Finding the perfect middle ground, especially when you’re jetting off to a cold-weather destination, is practically an art form. How can you get all of your extras, like scarves, sweaters, jeans, boots and outerwear into the same bag that holds nothing but swim suits and flip flops when you’re taking a beach vacation? The short answer? Don’t wait until the day you leave to start planning for your cold weather adventure! We’ve compiled a list of eight expert tips to help you pack the perfect bag for your wintery destination. Follow our advice, and you’ll have no trouble zipping up your suitcase or carry-on without sitting on it first!
Use compression bags to organize items of clothing before packing. Use one bag for sweaters and tops, another for pants and bottoms, and a third for miscellaneous items. When you have all the items you want to pack, compress the bags, which will then shrink to half of their original volume. You can repeat this process throughout your journey.
Buy convertible clothing and remember to layer Most travel clothing companies now make jackets for men and women that have multiple layers. A typical style involves an inner layer and outer layer, which can be used together for extra warmth or taken apart for differing weather conditions. Choosing such a jacket will lessen the bulk you will need to pack and the overall number of items you will need to carry with you).
Bring a versatile flat shoe: For women, Tieks by Gavrieli, are a versatile travel shoe that fold up into half of the wearable size. These Italian-leather shoes are stylish and compact. If you choose the right material and color, you could pack only one pair of flat shoes for a trip: your Tieks. This will save space and simplify dressing. Consider the same principle for other shoes, packing a pair of heels that can be worn in multiple situations and a pair of boots that would be wearable for casual outdoor activities as well as for walking around in a city.

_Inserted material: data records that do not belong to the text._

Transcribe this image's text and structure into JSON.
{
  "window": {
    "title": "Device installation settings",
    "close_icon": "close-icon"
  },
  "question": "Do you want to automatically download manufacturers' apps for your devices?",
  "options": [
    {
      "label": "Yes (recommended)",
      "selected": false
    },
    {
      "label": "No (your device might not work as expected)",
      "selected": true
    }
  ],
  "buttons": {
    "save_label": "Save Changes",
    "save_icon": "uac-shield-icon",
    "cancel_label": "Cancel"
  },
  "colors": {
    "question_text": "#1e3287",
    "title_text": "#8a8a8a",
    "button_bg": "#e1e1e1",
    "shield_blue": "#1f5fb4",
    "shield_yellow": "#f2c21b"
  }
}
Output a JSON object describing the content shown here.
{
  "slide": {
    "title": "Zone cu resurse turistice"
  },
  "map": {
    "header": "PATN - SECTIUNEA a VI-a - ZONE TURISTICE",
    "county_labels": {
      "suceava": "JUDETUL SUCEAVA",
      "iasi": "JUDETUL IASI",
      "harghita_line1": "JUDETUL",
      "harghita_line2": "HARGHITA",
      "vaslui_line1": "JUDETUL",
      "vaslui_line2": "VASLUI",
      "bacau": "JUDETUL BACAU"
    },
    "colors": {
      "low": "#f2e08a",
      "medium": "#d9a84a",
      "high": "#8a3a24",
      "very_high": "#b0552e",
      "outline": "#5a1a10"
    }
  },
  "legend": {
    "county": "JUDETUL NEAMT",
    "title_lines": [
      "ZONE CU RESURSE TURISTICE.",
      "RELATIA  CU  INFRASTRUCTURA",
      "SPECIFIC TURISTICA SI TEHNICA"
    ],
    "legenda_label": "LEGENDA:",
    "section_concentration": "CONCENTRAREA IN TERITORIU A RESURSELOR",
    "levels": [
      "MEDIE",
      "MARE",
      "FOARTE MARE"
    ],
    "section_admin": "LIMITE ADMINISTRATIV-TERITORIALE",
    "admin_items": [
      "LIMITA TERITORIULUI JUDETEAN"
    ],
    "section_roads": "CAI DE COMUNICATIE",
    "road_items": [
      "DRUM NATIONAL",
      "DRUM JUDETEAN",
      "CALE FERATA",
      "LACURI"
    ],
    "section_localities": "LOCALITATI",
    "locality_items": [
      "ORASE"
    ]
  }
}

Don’t double up! If you want to include jeans or black pants – include one pair. For men, this is particularly applicable. For women, a pair of skinny jeans and a pair of wider leg jeans may be more appropriate but three pairs of jeans are most definitely superfluous.
Reuse and recycle Remember the simple fact that in cold-weather, clothes can be worn more times than in a hot climate. Therefore, less clothes are needed to begin with and items do not have to be washed as often as when traveling in the summer or in high temperature locales. Especially if you bring thin shirts that can be worn under the sam sweater.
Carry on your bulkiest items Planes, particularly in winter, can be very cold places to spend a prolonged period of time. Wear your boots, main jacket and the heaviest sweater you’ve packed on an airplane. Even if you find it’s more than you need, you can always store it in the overhead bin. At least you’ve saved yourself the added cost and bulk of trying to fit it in a suitcase.
Invest in cashmere, which is lighter than other fabrics yet enables you to be warmer than when wearing sweaters made of cotton or synthetics. Also buy silk thermal underwear, which also packs very light, but keeps you far warmer than other fabrics are able to.
Choose a color scheme and stick to it Packing tops and bottoms which all go together will enable you to pack less but get more miles out of the items you do have at your disposal. Usually, while traveling, you won’t see the same people day after day anyway so it’s more than acceptable to wear clothes more than once.
Author Bio: Kirsten Alana is a professional photographer, writer, teacher and social media consultant. She has worked with brands like AOL, Expedia and Beck’s Beer; co-hosted #ExpChat, #TNI and #FriFotos on twitter; as well as been on-air talent for commercials and travel shows on networks like CNN and AMC. She enjoys teaching photography and talking about its important role in our increasingly social society at conferences all over the world.